The HUD-less gameplay is one of Metro 2033's greatest ideas, especially the way the information was integrated in the very world, but I think they should have gone even further with it than they did: There's still some info text being superimposed on the screen that should've also been integrated into the world somehow --specifically: ammunition count, remaining filters and morphine syrettes.

Furthermore, there actually is a somewhat perplexing, traditional-ish inventory screen that feels out of place, redundant, immersion-breaking, and, worst of all, completely useless: The only time you see it is when you switch weapons using the mousewheel instead of the designated hotkeys, but it just shows up for about a second; so even if you do want to give it any use, it's uncomfortable to access and completely impractical.

Speaking of stuff that doesn't belong, the unarguable awesomeness of the graphics take a pretty serious blow when it comes to human faces. They all have this strange, blank expression that looks all the worse with the unbelievably white eye sclera that everyone in this post-apocalyptic world has. Seriously, these people's eyes are almost fluorescent. It's like they got porcelain eyes implanted or something.

Finally, most of the enemies (this is, the mutants) are really nicely designed with some specific details here and there that made some of them particularly terrifying (there are a couple of flapping mouths that are bound to haunt your dreams for some time), but there is one awful exception: The amoebas.

Amoebas show up about two levels before the ending, and they're these translucent blobs that come out of some organic growths on the walls and floors and creep towards people, exploding on contact, making a big, deadly mess and whatnot.

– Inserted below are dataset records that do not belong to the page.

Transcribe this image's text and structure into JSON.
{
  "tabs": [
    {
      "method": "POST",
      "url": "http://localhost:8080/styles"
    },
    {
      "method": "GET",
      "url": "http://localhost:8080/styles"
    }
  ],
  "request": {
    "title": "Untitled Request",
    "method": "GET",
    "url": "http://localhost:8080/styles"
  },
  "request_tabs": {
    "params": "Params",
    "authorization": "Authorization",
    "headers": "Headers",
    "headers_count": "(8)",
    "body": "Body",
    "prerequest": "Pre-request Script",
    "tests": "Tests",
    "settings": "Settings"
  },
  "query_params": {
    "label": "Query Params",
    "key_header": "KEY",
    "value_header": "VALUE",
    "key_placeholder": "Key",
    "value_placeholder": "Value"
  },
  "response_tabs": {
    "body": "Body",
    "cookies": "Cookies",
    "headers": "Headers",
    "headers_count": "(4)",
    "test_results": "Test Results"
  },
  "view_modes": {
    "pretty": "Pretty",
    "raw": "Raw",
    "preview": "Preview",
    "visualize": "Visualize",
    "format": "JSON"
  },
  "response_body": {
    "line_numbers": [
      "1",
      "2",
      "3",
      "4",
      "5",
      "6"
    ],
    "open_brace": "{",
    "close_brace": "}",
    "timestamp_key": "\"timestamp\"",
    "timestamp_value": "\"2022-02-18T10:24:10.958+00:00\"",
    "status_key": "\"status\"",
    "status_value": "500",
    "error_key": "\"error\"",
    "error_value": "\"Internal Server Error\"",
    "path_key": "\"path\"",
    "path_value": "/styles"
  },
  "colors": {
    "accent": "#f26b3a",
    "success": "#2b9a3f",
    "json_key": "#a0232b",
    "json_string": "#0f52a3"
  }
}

These creatures are so incredibly annoying to fight, crappy in terms of design and simply generally useless to the game, that I can't understand how did they ever got a greenlight during playtesting. I refuse to believe there is even one person in the world that would go through the amoebas level and wouldn't think the whole thing should've been scrapped in alpha --while cursing like a deranged maniac too, because, man, are these things f'ing infuriating.

The Bottom Line

So there you have it. Metro 2033 is a basic but deeply atmospheric shooter in which immersion is not just painted on the walls, so to say, but in fact it's deeply tied in every gameplay aspect.

It's been many many years since I played a game in which each single bullet is so valuable that you might as well give them personal names, and I don't remember whether I ever played a game that managed to have such limitation make so much sense. These guys took the concept of “survival” and cranked the knob all the way up, and I'll just go with it. Metro 2033 is punishing like you wouldn't believe, but, oddly enough, it's incredibly enjoyable precisely because of that.

If you care about immersion, you need to play this. If you want to see just how far the concept of “surviving in a post-apocalyptic wasteland” can go, you need to play this. If you often find yourself complaining about how games have become insultingly easy in these days, you SO need to play this.

Metro 2033 has its share of flaws, you may even come up with some I missed or I didn't care to list, but just the uniqueness of the experience makes it all worth it. Simply put, they just don't make them like this anymore.